Write the records out once more, exactly as they appear below.

━━━ EXERCISE INPUTS

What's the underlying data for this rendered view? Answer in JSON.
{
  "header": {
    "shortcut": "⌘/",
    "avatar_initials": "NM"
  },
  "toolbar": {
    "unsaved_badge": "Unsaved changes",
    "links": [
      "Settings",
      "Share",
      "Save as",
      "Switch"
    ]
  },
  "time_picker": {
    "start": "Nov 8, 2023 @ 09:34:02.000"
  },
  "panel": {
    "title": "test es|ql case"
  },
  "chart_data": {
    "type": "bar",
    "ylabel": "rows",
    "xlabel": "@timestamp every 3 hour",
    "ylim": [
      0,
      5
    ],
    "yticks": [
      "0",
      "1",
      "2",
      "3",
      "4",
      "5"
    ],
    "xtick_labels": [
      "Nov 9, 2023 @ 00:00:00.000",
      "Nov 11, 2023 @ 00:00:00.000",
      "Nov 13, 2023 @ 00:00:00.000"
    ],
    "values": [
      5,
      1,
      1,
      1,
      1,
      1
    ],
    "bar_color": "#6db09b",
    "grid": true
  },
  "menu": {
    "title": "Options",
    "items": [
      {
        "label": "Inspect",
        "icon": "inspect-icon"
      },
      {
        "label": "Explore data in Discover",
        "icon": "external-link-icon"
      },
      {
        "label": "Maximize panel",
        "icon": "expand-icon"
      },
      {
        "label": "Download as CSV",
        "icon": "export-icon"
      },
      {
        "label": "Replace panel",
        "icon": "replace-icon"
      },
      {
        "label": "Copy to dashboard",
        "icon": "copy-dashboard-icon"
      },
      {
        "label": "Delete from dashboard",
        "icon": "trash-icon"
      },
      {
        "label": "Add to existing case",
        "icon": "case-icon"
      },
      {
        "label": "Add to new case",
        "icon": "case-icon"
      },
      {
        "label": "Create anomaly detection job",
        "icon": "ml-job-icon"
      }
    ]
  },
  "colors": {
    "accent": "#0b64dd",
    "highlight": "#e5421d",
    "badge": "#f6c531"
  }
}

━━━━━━

## WRITTEN SOLUTION
What's the underlying data for this rendered view? Answer in JSON.
{
  "header": {
    "shortcut": "⌘/",
    "avatar_initials": "NM"
  },
  "toolbar": {
    "unsaved_badge": "Unsaved changes",
    "links": [
      "Settings",
      "Share",
      "Save as",
      "Switch"
    ]
  },
  "time_picker": {
    "start": "Nov 8, 2023 @ 09:34:02.000"
  },
  "panel": {
    "title": "test es|ql case"
  },
  "chart_data": {
    "type": "bar",
    "ylabel": "rows",
    "xlabel": "@timestamp every 3 hour",
    "ylim": [
      0,
      5
    ],
    "yticks": [
      "0",
      "1",
      "2",
      "3",
      "4",
      "5"
    ],
    "xtick_labels": [
      "Nov 9, 2023 @ 00:00:00.000",
      "Nov 11, 2023 @ 00:00:00.000",
      "Nov 13, 2023 @ 00:00:00.000"
    ],
    "values": [
      5,
      1,
      1,
      1,
      1,
      1
    ],
    "bar_color": "#6db09b",
    "grid": true
  },
  "menu": {
    "title": "Options",
    "items": [
      {
        "label": "Inspect",
        "icon": "inspect-icon"
      },
      {
        "label": "Explore data in Discover",
        "icon": "external-link-icon"
      },
      {
        "label": "Maximize panel",
        "icon": "expand-icon"
      },
      {
        "label": "Download as CSV",
        "icon": "export-icon"
      },
      {
        "label": "Replace panel",
        "icon": "replace-icon"
      },
      {
        "label": "Copy to dashboard",
        "icon": "copy-dashboard-icon"
      },
      {
        "label": "Delete from dashboard",
        "icon": "trash-icon"
      },
      {
        "label": "Add to existing case",
        "icon": "case-icon"
      },
      {
        "label": "Add to new case",
        "icon": "case-icon"
      },
      {
        "label": "Create anomaly detection job",
        "icon": "ml-job-icon"
      }
    ]
  },
  "colors": {
    "accent": "#0b64dd",
    "highlight": "#e5421d",
    "badge": "#f6c531"
  }
}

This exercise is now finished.